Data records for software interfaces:
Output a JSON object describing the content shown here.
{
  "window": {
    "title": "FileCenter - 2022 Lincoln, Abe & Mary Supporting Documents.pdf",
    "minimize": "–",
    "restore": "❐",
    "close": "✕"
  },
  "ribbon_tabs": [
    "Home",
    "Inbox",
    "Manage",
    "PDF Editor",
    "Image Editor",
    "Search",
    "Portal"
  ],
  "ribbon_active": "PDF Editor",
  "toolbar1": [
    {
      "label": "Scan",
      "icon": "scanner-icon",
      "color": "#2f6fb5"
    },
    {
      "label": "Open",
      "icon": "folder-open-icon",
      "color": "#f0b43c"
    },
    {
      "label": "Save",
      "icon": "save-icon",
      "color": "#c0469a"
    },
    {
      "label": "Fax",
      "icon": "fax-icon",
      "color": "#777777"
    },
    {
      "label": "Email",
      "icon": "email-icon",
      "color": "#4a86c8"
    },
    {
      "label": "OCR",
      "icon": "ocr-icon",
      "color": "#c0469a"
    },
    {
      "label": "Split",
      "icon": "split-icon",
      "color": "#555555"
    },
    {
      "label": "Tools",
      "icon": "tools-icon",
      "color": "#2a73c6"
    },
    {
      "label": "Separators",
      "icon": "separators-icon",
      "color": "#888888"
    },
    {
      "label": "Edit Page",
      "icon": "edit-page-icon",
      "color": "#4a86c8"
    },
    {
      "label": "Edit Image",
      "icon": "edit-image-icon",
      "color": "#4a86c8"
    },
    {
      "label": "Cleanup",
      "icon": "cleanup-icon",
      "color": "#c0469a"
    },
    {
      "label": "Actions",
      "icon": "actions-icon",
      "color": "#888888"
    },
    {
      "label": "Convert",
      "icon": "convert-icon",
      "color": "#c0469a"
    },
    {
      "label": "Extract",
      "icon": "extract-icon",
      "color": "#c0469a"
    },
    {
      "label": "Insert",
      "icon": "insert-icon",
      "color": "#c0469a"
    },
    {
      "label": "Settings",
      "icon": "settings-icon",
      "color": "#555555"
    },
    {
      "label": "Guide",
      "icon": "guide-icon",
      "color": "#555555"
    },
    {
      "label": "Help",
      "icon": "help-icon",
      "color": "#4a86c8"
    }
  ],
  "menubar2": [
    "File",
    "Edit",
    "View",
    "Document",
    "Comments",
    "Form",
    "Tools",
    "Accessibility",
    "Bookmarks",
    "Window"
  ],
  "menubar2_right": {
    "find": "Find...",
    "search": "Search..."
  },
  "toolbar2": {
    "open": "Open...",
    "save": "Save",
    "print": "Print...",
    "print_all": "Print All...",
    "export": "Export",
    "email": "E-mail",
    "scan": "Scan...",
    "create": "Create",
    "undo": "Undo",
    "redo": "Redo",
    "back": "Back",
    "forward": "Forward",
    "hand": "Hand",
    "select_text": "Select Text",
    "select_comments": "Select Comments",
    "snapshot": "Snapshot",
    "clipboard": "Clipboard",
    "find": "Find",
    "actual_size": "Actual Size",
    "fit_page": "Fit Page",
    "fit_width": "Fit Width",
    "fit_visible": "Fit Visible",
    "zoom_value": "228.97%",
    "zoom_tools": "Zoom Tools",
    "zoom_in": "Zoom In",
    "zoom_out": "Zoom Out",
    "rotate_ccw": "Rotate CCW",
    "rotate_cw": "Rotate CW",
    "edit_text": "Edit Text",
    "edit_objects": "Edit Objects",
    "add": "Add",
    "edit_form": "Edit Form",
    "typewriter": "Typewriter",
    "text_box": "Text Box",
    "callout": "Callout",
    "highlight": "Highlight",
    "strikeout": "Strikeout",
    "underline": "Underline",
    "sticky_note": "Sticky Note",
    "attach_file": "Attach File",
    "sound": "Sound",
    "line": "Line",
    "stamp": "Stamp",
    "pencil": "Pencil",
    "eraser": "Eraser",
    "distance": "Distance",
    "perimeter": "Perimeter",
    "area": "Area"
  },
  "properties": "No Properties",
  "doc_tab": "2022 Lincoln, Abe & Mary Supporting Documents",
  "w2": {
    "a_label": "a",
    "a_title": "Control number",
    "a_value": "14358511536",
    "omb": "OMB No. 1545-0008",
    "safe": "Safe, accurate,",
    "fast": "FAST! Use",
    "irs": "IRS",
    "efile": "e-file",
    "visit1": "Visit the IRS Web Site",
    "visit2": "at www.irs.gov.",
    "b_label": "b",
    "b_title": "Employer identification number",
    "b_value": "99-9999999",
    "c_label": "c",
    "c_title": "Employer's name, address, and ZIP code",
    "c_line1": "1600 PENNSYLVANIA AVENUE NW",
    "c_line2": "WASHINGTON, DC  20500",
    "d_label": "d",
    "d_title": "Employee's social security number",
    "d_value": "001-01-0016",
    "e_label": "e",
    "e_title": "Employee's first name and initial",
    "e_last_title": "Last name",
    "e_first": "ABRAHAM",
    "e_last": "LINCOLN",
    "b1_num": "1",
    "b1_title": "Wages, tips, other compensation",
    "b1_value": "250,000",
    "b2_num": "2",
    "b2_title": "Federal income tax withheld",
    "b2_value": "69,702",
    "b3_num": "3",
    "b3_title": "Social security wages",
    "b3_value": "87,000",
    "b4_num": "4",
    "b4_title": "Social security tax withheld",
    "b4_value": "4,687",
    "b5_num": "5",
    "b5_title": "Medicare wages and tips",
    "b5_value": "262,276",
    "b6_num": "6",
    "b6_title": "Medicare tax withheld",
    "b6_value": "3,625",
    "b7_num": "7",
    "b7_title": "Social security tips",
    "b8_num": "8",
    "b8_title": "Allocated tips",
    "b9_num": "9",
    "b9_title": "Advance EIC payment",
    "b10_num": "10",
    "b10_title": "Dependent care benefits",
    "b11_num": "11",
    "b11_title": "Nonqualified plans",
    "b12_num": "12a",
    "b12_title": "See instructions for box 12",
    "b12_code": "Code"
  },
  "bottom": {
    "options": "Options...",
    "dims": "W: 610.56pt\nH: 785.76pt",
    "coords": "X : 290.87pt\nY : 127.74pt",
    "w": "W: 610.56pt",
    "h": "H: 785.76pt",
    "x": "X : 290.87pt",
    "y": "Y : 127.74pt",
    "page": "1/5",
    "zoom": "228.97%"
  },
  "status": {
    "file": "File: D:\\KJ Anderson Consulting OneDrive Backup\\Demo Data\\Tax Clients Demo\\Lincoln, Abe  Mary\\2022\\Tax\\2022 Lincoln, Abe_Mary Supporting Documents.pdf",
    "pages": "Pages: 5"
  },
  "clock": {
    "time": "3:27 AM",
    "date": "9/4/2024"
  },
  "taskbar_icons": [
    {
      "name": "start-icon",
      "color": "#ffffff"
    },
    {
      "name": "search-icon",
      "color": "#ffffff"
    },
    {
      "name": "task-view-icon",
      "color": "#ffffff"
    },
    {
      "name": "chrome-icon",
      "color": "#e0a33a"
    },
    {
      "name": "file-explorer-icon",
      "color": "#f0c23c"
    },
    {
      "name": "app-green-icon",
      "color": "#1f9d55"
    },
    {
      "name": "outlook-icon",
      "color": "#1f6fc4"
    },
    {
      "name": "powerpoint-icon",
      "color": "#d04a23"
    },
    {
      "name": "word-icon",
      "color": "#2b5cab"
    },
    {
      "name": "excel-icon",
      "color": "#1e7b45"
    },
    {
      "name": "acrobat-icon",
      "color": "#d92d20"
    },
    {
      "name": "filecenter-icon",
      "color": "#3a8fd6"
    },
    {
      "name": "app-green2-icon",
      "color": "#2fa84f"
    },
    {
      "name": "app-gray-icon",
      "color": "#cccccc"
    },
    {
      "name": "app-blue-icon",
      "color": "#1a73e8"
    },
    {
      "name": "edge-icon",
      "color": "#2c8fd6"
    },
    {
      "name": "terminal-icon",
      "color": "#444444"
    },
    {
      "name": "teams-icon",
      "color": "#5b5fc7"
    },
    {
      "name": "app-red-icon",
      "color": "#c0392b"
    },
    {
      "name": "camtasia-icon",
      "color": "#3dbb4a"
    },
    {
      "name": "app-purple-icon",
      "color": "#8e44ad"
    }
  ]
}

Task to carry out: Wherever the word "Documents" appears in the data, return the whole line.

Expected answer:
    "title": "FileCenter - 2022 Lincoln, Abe & Mary Supporting Documents.pdf",
  "doc_tab": "2022 Lincoln, Abe & Mary Supporting Documents",
    "file": "File: D:\\KJ Anderson Consulting OneDrive Backup\\Demo Data\\Tax Clients Demo\\Lincoln, Abe  Mary\\2022\\Tax\\2022 Lincoln, Abe_Mary Supporting Documents.pdf",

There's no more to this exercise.